But it is possible that none of those features such as a gym and on-site medical care end up in the final proposal. The new jail complex is a design-build project instead of the usual low-bid process, where the developer and the city can scale back the project as it goes if costs run too high or are needed elsewhere in the budget. 

“The city can take the aesthetic portion of this and just end up with the pure functionality of what they need to do to build the jail,” Lee said. “We could be left with something that only fulfills the purpose of the building without having any consideration to what the building looks like or how it integrates into the neighborhood.”

Sights and sounds   

Demolishing a 150,000-square-foot building is no simple matter.

The Manhattan Detention Complex contains thick walls of concrete and reinforced steel, and work razing both buildings isn’t expected to be completed until fall 2023. That could mean up to a dozen diesel-powered dumpster trucks a day hauling chunks of refuse for the next two years, five days a week, starting as early as 7 a.m., residents estimated.

Chinatown residents have questions about how many trucks there will be, where they will idle, which routes they will take, and how demolition crews will limit noise and dust from spreading throughout the neighborhood.

“We have lived with a jail in the neighborhood for decades but this new destruction and rebuilding will cover the neighborhood with construction debris for 10 years and will be devastating to Chinatown,” Caitlin Kelmar, an aide to Council member Marte, said. 
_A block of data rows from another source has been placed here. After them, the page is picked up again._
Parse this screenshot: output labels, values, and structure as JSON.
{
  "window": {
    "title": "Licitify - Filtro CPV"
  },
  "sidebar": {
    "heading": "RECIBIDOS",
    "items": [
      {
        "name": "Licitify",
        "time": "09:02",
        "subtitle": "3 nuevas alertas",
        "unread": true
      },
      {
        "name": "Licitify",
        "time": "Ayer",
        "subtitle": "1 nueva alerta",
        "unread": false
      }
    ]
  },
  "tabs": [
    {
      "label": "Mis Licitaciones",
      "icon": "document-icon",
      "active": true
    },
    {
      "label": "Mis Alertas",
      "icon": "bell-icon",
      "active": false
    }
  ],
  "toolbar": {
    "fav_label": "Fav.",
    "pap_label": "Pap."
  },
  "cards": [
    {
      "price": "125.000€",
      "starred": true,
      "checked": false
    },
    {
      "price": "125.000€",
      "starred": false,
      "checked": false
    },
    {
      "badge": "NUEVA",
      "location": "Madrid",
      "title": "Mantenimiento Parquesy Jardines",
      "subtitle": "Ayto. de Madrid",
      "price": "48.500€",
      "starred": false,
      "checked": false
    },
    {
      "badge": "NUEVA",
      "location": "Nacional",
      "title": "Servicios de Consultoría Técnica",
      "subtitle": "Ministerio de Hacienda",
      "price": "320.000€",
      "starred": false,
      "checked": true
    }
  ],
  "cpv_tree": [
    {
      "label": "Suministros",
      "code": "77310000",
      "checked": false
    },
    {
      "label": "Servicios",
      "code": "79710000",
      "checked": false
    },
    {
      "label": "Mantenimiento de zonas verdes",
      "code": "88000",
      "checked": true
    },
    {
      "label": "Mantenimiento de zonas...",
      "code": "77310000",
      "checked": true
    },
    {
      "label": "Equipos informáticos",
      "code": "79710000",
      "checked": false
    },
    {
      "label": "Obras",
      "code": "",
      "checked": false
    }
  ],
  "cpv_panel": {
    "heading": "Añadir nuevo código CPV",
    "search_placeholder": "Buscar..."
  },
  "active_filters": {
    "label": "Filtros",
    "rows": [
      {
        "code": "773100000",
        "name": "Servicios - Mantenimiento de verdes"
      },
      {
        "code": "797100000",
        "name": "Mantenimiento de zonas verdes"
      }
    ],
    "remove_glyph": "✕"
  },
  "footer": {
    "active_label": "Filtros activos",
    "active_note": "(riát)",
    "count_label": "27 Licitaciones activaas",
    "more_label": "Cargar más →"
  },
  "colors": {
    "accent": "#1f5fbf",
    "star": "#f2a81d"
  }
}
The demolition will also affect several surrounding buildings. One of them is the Chung Pak senior center, a 13-story residential tower that shares an adjoining wall with the MDC on Baxter Street. The center was created as a community benefit during the jail’s last major renovation nearly 40 years ago. Many seniors in the building are between 80 and 100 years old, and are worried about the vibrations, diesel fumes from idling trucks and dust that could get kicked up during the teardown. 

The building’s construction will also be challenging. The MDC currently sits on a swamp so workers will have to excavate deeper and sink pilings 100 feet into the ground to stabilize the site.
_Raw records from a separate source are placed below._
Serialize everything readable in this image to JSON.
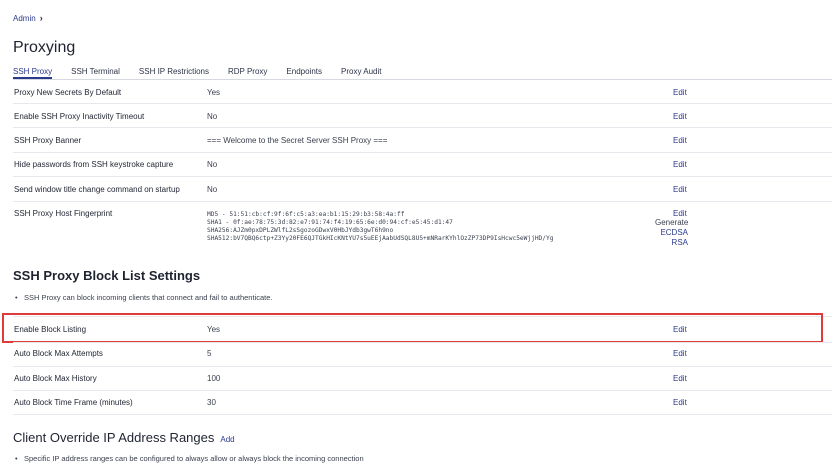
{
  "breadcrumb": {
    "label": "Admin"
  },
  "page": {
    "title": "Proxying"
  },
  "tabs": [
    {
      "label": "SSH Proxy",
      "active": true
    },
    {
      "label": "SSH Terminal"
    },
    {
      "label": "SSH IP Restrictions"
    },
    {
      "label": "RDP Proxy"
    },
    {
      "label": "Endpoints"
    },
    {
      "label": "Proxy Audit"
    }
  ],
  "settings": [
    {
      "label": "Proxy New Secrets By Default",
      "value": "Yes",
      "edit": "Edit"
    },
    {
      "label": "Enable SSH Proxy Inactivity Timeout",
      "value": "No",
      "edit": "Edit"
    },
    {
      "label": "SSH Proxy Banner",
      "value": "=== Welcome to the Secret Server SSH Proxy ===",
      "edit": "Edit"
    },
    {
      "label": "Hide passwords from SSH keystroke capture",
      "value": "No",
      "edit": "Edit"
    },
    {
      "label": "Send window title change command on startup",
      "value": "No",
      "edit": "Edit"
    },
    {
      "label": "SSH Proxy Host Fingerprint",
      "edit": "Edit"
    }
  ],
  "fingerprint": {
    "md5": "MD5 - 51:51:cb:cf:9f:6f:c5:a3:ea:b1:15:29:b3:58:4a:ff",
    "sha1": "SHA1 - 0f:ae:78:75:3d:82:e7:91:74:f4:19:65:6e:d0:94:cf:e5:45:d1:47",
    "sha256": "SHA256:AJZm0pxDPLZWlfL2sSgozoGDwxV0HbJYdb3gwT6h9no",
    "sha512": "SHA512:bV7QBQ6ctp+Z3Yy20FE6QJTGkHIcKNtYU7s5uEEjAabUdSQL8U5+mNRarKYhlOzZP73DP9IsHcwc5eWjjHD/Yg",
    "generate": "Generate",
    "ecdsa": "ECDSA",
    "rsa": "RSA"
  },
  "block_list": {
    "title": "SSH Proxy Block List Settings",
    "note": "SSH Proxy can block incoming clients that connect and fail to authenticate.",
    "rows": [
      {
        "label": "Enable Block Listing",
        "value": "Yes",
        "edit": "Edit"
      },
      {
        "label": "Auto Block Max Attempts",
        "value": "5",
        "edit": "Edit"
      },
      {
        "label": "Auto Block Max History",
        "value": "100",
        "edit": "Edit"
      },
      {
        "label": "Auto Block Time Frame (minutes)",
        "value": "30",
        "edit": "Edit"
      }
    ]
  },
  "override": {
    "title": "Client Override IP Address Ranges",
    "add": "Add",
    "note": "Specific IP address ranges can be configured to always allow or always block the incoming connection"
  },
  "colors": {
    "accent": "#2b3a8c",
    "highlight": "#e03b3b"
  }
}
Then there are the views. Condo owners in the area may not realize that a 35- to 50-story jail will be joining the neighborhood’s skyline over the course of the decade. Commercial Observer contacted 10 developers whose projects are in Lower Manhattan. None would comment on the jail.

“There’s new people buying very expensive real estate who may not know that this is on the horizon,” NUBC’s Lee said. “What used to be the beacon for Chinatown used to be Confucius Plaza. Now the beacon is going to be the jail. That’s not how we want to be remembered.”
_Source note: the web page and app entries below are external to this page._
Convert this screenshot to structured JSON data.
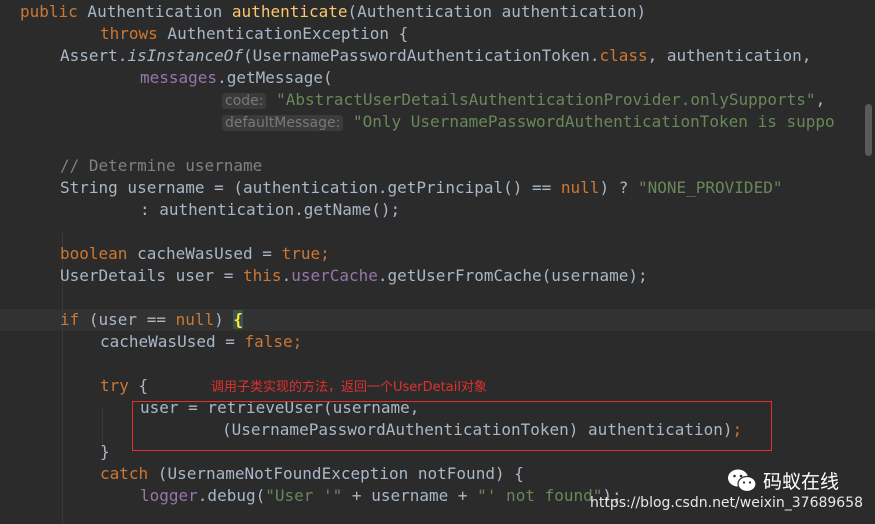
{
  "code": {
    "line01": {
      "kw_public": "public",
      "type_auth": " Authentication ",
      "method_name": "authenticate",
      "params": "(Authentication authentication)"
    },
    "line02": {
      "kw_throws": "throws",
      "exception": " AuthenticationException {"
    },
    "line03": {
      "assert_prefix": "Assert.",
      "assert_method": "isInstanceOf",
      "arg_open": "(UsernamePasswordAuthenticationToken.",
      "kw_class": "class",
      "arg_rest": ", authentication,"
    },
    "line04": {
      "field_messages": "messages",
      "call_get_message": ".getMessage("
    },
    "line05": {
      "hint_code": "code:",
      "str_code": "\"AbstractUserDetailsAuthenticationProvider.onlySupports\"",
      "comma": ","
    },
    "line06": {
      "hint_default": "defaultMessage:",
      "str_default": "\"Only UsernamePasswordAuthenticationToken is suppo"
    },
    "line08": {
      "comment": "// Determine username"
    },
    "line09": {
      "decl": "String username = (authentication.getPrincipal() == ",
      "kw_null": "null",
      "ternary": ") ? ",
      "str_none": "\"NONE_PROVIDED\""
    },
    "line10": {
      "text": ": authentication.getName();"
    },
    "line12": {
      "kw_boolean": "boolean",
      "decl": " cacheWasUsed = ",
      "kw_true": "true",
      "semi": ";"
    },
    "line13": {
      "decl": "UserDetails user = ",
      "kw_this": "this",
      "dot": ".",
      "field_cache": "userCache",
      "call": ".getUserFromCache(username);"
    },
    "line15": {
      "kw_if": "if",
      "cond_open": " (user == ",
      "kw_null": "null",
      "cond_close": ") ",
      "brace": "{"
    },
    "line16": {
      "assign": "cacheWasUsed = ",
      "kw_false": "false",
      "semi": ";"
    },
    "line18": {
      "kw_try": "try",
      "brace": " {"
    },
    "line19": {
      "text": "user = retrieveUser(username,"
    },
    "line20": {
      "text": "(UsernamePasswordAuthenticationToken) authentication)",
      "semi": ";"
    },
    "line21": {
      "text": "}"
    },
    "line22": {
      "kw_catch": "catch",
      "text": " (UsernameNotFoundException notFound) {"
    },
    "line23": {
      "field_logger": "logger",
      "call": ".debug(",
      "str_user": "\"User '\"",
      "concat": " + username + ",
      "str_not_found": "\"' not found\"",
      "close": ");"
    }
  },
  "annotation": {
    "text": "调用子类实现的方法，返回一个UserDetail对象",
    "color": "#e0302f"
  },
  "watermark": {
    "brand": "码蚁在线",
    "url": "https://blog.csdn.net/weixin_37689658"
  },
  "theme": {
    "background": "#2b2b2b",
    "keyword": "#cc7832",
    "method": "#ffc66d",
    "field": "#9876aa",
    "string": "#6a8759",
    "comment": "#808080",
    "text": "#a9b7c6"
  }
}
Forget it, Jake

The mayor still has time to pause demolition and revisit the project if that’s what he ultimately decides to do.

Activists with NUBC and some public officials want the Adams administration to consider a gut renovation of the existing Manhattan jail complex, whose last serious rehab occurred in 1983. A renovation would be less costly than ground-up construction, especially since the number of beds would remain roughly the same. 

It would also bring inmates back to the area more quickly. At the end of 2020, the city quietly emptied out the MDC and moved about 750 prisoners to Rikers Island. Closing the MDC has contributed to overcrowding at the Rikers complex, where at least 16 people died in custody in 2021.

Another alternative would be to add a new corrections facility in Staten Island, the only borough excluded from the city’s borough-based jail plan. De Blasio promised in 2017 the city wouldn’t build a jail there, which went against the recommendation of an independent advisory commission that examined how to decommission Rikers. 

Chinatown advocates insist Adams pause the Manhattan jail demolition for other reasons too. A spate of assaults and hate crimes against Asian Americans that has terrorized the community throughout the pandemic has not relented in 2022. 

“Chinatown has suffered way more psychologically; we are not ready for this jail,” Lee said. “We’re really pissed. We’re tired, angry and not prepared for this in any way to turn this community upside down.”